▶ WHAT THE TASK REQUIRES
Go through the records below and count every line containing "addr". Reply with the count alone.

▶ GIVEN RECORDS
━━━━━━

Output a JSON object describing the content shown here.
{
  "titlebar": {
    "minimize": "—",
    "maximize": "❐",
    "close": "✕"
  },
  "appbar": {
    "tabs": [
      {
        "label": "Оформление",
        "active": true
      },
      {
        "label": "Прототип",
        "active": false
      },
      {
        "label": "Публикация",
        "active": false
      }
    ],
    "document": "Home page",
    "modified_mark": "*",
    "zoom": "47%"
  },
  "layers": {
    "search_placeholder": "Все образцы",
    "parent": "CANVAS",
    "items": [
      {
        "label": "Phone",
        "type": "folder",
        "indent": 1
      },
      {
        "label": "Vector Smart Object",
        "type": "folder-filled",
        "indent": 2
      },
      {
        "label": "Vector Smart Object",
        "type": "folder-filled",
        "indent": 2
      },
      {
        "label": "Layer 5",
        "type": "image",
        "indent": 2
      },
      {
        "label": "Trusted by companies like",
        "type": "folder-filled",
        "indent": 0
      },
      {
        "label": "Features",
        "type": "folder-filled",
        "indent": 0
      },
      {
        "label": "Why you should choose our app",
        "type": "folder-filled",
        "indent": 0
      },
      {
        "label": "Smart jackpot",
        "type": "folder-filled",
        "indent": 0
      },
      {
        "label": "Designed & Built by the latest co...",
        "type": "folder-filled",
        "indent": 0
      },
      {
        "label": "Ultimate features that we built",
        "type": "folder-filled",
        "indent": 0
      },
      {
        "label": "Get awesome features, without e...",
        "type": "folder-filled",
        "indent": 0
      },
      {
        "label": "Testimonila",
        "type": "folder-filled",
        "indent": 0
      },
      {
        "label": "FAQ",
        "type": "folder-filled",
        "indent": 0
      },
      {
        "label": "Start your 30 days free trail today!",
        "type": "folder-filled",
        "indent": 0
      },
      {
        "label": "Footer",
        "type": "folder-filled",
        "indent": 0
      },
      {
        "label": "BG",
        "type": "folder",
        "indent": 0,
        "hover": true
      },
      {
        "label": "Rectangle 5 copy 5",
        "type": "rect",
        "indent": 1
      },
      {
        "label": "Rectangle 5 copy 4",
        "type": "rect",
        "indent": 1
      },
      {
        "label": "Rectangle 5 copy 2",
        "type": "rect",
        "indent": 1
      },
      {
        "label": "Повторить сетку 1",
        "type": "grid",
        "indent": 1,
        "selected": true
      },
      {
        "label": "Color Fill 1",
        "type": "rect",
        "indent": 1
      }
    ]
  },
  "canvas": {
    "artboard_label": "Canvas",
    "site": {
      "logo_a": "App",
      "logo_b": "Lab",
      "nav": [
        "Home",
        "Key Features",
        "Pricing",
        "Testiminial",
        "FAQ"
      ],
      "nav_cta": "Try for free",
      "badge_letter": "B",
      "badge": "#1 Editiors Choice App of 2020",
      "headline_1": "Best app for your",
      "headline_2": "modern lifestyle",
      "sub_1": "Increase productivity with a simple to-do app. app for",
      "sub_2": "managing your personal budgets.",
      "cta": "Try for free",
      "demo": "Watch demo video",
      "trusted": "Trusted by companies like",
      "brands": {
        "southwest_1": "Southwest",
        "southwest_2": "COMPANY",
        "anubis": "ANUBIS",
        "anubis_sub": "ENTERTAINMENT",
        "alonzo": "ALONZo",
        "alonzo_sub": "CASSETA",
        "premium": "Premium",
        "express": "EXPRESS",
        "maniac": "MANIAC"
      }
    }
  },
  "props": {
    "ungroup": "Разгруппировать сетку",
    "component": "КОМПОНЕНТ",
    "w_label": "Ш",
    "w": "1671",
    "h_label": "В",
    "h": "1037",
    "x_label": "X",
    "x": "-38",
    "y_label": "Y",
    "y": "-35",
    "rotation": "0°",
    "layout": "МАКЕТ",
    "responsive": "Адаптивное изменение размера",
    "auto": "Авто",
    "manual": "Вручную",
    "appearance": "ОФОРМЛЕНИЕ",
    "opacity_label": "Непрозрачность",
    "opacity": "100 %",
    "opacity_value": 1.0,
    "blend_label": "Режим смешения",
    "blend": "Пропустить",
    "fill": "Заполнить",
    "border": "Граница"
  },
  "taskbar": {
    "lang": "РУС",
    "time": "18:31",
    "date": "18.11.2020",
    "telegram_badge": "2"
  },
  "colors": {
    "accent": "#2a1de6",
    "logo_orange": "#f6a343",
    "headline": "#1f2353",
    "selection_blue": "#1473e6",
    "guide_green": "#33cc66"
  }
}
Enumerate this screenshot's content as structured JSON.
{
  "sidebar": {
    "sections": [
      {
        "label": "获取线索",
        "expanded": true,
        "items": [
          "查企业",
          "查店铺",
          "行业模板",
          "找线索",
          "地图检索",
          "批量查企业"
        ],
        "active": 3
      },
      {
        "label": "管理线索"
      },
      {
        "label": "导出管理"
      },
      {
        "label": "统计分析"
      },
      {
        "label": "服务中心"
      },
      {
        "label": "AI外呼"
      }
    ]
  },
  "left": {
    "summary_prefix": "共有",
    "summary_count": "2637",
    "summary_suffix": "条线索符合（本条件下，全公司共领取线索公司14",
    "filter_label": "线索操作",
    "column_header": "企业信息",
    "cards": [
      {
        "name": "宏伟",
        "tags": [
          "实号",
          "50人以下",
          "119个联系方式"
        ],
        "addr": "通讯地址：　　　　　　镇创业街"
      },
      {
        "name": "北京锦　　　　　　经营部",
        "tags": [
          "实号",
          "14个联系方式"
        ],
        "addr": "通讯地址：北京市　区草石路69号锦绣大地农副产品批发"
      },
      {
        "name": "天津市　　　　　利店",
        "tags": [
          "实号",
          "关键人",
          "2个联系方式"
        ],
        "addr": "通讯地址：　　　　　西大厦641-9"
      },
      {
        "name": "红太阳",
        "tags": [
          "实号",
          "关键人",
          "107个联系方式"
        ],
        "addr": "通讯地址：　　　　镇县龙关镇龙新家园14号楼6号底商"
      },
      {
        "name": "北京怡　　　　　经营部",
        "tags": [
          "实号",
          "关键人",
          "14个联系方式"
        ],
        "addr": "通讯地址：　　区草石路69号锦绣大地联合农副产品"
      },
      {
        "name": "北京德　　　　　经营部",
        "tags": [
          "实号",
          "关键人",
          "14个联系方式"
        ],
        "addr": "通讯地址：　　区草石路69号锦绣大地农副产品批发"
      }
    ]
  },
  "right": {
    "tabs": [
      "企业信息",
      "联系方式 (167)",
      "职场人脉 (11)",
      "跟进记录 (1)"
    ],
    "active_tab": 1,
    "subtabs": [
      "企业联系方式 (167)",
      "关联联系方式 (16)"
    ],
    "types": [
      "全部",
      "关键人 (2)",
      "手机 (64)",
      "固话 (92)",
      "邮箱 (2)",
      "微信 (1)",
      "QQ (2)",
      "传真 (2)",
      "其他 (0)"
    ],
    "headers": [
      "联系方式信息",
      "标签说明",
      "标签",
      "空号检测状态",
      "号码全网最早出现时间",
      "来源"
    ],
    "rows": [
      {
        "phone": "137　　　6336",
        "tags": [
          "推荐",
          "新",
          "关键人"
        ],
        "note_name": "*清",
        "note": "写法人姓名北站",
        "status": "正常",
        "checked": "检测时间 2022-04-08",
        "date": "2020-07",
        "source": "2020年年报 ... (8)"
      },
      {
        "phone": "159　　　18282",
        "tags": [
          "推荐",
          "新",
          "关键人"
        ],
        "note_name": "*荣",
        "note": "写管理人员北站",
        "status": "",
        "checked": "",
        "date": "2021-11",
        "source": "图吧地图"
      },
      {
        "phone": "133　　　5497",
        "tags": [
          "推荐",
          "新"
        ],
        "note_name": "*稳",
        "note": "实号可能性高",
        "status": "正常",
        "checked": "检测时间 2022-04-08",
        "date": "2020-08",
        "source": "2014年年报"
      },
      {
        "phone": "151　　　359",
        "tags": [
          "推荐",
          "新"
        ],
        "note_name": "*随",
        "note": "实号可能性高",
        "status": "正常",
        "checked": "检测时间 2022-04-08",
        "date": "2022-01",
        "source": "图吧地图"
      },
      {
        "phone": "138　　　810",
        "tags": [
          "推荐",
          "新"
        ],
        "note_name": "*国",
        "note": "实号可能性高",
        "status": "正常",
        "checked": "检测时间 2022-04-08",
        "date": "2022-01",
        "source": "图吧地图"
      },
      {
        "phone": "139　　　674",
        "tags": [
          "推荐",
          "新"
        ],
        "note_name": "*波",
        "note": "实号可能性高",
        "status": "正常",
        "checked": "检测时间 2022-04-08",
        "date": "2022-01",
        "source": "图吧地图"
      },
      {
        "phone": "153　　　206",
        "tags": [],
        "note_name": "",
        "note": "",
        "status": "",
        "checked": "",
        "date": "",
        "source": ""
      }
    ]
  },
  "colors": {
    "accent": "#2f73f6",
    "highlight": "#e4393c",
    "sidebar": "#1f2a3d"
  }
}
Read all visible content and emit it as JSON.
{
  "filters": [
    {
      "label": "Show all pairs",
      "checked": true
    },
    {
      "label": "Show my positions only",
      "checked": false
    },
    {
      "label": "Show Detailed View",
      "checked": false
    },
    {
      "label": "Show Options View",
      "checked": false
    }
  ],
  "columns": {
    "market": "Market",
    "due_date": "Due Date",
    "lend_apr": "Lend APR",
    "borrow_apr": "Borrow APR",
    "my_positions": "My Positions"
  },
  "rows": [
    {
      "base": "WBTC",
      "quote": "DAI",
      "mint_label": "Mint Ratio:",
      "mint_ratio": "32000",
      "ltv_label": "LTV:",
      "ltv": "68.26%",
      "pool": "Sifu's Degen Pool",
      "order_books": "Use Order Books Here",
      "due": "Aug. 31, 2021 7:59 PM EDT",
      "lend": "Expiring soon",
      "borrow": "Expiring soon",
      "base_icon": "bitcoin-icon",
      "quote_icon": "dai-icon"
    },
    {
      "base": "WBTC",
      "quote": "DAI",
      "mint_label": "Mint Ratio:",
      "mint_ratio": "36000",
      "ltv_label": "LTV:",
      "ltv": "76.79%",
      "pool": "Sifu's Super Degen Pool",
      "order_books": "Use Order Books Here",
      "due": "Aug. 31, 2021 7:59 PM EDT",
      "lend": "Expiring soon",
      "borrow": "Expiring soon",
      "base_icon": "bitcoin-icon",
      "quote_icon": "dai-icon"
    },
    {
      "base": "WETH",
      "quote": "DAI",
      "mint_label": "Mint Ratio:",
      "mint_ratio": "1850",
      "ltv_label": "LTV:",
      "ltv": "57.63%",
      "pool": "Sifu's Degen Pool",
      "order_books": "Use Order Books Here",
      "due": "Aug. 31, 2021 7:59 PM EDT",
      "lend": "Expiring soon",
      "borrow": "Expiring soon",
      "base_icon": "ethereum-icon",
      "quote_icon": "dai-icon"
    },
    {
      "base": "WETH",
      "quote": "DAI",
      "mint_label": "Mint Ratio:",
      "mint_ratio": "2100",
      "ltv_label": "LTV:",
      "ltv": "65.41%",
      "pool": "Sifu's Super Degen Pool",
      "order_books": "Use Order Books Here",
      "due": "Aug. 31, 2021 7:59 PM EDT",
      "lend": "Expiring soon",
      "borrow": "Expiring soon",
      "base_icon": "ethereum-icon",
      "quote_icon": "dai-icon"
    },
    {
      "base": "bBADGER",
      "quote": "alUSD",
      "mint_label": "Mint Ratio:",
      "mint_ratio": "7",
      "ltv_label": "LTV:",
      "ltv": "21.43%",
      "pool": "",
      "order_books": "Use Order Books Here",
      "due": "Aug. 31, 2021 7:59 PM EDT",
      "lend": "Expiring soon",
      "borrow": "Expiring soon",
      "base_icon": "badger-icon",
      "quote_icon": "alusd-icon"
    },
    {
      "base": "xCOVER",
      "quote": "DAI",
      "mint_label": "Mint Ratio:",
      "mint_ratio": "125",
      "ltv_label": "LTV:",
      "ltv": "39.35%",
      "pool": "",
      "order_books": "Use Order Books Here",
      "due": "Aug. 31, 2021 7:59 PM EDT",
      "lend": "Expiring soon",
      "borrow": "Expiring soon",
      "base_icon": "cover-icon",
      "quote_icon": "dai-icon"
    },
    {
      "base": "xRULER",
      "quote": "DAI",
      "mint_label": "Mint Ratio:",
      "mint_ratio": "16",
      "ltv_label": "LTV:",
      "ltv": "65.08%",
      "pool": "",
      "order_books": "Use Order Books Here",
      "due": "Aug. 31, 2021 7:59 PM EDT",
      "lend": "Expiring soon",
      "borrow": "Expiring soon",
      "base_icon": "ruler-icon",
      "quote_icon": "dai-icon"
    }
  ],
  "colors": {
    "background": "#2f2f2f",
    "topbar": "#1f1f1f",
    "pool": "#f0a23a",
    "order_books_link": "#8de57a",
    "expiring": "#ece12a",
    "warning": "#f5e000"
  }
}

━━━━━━

▶ FINAL ANSWER
6